• All
  • Articles
  • Squawks
  • Trade views
  • Must reads
  • Videos
  • Calendar
Write a Squawk
No posts
  • Calendar event / 33 minutes ago

    CH GDP

    Med GDP QoQ
    Med GDP YoY
  • Editor’s Picks / 3 hours ago

    Believe it or not, negative nominal interest makes sense

    The Guardian
    Negative nominal interest rates look like an unconventional policy tool. After all, if banks charge you for holding your money, why not simply stash it at home? But holding cash can be risky, as rats and robbers can get at it. In fact, investors have long accepted real negative returns. When you hold a bank account at a zero interest rate, the real return is negative. And investors accept negative returns for the convenience of holding cash balances. So there is nothing new about negative nominal interest. Over time, negative returns may lead savers to save less and spend more, and thereby jumpstart economic growth. That would be the real benefit of negative returns.
    Read article on The Guardian
    Go to post
  • Article / 4 hours ago

    It may feel like 1999, but it's more like 1929

    Business writer and editor
    While equities are running up world-beating records, the bond markets tell us the world is in a serious funk – so something has to give. The market is partying like its 1999 and we all know what happened not long after that. Chasing the next yield is one thing, but it is ramping up markets when the economic evidence is pointing elsewhere.
    Read the article
  • Editor’s Picks / 5 hours ago

    Popular film highlights China's smog crisis, growth dilemma

    Business Spectator
    Investigative reporter Chai Jing has produced a stunning documentary on China's smog problem that could become a turning point for the environmental movement in the East Asian nation. The popular documentary has already been viewed 126 million times on Tencent’s site alone and it has galvanised national attention. Chai’s film reveals the power of the big three oil companies that threaten to shut down supplies if government agencies impinge on their turf, leaving environmental authorities looking powerless. China faces a dilemma between GDP and jobs growth on the one hand, and the environment on the other. But as Alibaba founder Jack Ma says, what is the point of having economic growth when you can no longer see blue sky?
    Read article on Business Spectator
    Go to post
  • Squawk / Yesterday at 15:09 GMT
    Head of Macro Strategy / Saxo Bank
    US manufacturing expands at slowest pace since January '13:

    The manufacturing sector continues to grow in the world's largest economy, but we have witnessed a quick slowdown in recent months. The ISM manufacturing index declined to 52.9 last month - as expected by consensus (53) - from 53.5 in January and a high of 58.1 in August of last year. The deceleration has been particularly pronounced in the last three months with the index still as high as 57.6 in November.

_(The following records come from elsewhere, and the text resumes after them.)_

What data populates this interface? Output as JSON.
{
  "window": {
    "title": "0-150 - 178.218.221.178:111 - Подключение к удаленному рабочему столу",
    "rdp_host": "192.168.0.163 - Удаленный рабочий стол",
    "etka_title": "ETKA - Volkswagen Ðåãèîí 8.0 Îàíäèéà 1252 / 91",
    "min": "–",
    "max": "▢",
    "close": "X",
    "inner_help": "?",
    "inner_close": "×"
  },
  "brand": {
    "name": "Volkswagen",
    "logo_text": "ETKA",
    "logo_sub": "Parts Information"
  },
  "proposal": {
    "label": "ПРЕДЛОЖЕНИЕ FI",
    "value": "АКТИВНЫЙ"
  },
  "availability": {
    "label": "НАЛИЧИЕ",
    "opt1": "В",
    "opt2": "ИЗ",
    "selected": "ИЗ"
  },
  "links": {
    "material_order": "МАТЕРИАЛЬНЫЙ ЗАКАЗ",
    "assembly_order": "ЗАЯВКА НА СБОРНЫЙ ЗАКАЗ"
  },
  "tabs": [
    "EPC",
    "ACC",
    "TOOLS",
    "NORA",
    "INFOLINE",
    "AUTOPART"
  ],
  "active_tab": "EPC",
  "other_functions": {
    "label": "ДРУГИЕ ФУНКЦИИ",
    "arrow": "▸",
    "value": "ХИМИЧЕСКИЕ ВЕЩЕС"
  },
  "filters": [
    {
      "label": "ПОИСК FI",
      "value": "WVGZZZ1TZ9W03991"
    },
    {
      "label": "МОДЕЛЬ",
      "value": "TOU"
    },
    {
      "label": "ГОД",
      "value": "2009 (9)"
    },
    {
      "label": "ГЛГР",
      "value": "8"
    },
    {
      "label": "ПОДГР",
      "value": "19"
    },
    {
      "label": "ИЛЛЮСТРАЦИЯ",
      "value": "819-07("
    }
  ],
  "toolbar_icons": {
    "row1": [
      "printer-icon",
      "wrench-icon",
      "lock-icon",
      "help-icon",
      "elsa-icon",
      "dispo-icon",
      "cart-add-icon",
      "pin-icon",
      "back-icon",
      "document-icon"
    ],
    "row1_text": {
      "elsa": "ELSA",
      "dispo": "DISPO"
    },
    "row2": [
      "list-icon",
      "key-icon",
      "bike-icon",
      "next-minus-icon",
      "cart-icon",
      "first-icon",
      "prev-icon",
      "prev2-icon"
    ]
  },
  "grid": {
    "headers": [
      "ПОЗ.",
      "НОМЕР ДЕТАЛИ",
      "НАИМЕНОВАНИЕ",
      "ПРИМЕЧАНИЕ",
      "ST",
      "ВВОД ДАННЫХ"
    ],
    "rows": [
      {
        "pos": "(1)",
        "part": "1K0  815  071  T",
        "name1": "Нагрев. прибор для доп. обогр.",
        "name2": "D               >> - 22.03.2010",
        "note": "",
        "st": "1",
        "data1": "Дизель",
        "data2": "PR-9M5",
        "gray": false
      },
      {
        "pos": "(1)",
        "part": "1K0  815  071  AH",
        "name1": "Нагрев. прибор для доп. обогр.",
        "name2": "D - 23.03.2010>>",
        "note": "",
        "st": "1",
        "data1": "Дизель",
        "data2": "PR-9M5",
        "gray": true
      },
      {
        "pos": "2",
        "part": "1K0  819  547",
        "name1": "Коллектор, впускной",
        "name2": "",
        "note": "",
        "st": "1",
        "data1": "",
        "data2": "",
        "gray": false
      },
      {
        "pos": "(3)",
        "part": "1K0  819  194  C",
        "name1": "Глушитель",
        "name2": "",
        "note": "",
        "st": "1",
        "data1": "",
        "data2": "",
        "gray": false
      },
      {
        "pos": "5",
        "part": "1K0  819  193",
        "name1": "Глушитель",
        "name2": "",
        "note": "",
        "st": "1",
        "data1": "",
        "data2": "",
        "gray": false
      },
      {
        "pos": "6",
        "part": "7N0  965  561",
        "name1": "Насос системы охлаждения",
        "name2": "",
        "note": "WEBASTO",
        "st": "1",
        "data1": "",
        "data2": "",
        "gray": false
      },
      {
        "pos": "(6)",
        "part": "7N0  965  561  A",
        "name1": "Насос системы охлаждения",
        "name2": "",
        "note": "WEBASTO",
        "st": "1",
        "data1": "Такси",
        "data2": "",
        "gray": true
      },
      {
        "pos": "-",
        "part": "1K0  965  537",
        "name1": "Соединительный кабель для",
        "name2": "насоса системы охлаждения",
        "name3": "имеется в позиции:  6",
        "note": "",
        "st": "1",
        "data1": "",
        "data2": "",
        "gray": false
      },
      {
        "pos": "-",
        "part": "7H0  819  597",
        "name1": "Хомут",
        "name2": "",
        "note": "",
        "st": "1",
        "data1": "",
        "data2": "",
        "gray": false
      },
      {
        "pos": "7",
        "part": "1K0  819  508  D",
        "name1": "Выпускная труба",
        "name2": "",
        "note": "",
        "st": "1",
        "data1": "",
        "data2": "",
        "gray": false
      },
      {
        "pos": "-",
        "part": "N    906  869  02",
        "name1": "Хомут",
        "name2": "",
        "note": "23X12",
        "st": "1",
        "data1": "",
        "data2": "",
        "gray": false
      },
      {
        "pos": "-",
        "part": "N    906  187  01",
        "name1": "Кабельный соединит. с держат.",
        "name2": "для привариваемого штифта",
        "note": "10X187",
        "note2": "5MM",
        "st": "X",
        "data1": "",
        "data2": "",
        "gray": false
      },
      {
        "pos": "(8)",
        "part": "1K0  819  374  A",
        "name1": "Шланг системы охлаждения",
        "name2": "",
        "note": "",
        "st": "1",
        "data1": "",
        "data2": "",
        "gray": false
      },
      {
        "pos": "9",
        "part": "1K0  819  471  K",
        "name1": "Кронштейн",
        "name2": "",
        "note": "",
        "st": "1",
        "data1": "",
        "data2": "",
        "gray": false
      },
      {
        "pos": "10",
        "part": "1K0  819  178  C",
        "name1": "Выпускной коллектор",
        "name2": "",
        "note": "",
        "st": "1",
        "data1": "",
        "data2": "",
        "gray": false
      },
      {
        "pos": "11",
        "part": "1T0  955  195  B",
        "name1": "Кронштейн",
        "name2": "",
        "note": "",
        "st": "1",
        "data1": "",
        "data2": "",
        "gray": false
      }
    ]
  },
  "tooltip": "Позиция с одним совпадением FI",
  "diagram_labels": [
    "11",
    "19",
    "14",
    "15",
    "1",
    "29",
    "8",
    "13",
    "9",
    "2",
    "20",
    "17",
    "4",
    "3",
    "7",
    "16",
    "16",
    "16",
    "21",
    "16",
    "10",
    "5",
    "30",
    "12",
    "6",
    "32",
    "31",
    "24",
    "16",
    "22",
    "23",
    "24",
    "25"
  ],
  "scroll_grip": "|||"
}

    Among the sub-indices new orders slowed somewhat to 52.5 from 52.9 while production printed 53.7, down from 56.5. The employment component also slowed quite a bit to 51.4 from 54.1, interesting ahead of Friday's employment report. Manufacturing employment has averaged 31,000 per month in Nov-Jan.

    Overall a report without major surprises.
    Read the Squawk
  • Editor’s Picks / Yesterday at 13:34 GMT

    Why China's prospects might be a lot brighter

    It's something of a truism to view a slowdown in China as inevitable given the belief that slowdown inevitably follows a period of strong, sustained growth and by that model, China certainly fits the bill. But, says Mark Buchanan, the linkage is at its strongest when the economies in question are at intermediate to high levels of complexity. It becomes far more difficult to make that case with less-developed nations which fall into an essentially different regime of economic dynamics, according to the work of a group of physicists led by Matthieu Cristelli. That has big implications for China certainly, and most probably India, and is grounds for some more optimism for the future of these two behemoths.
    Read article on Bloomberg
    Go to post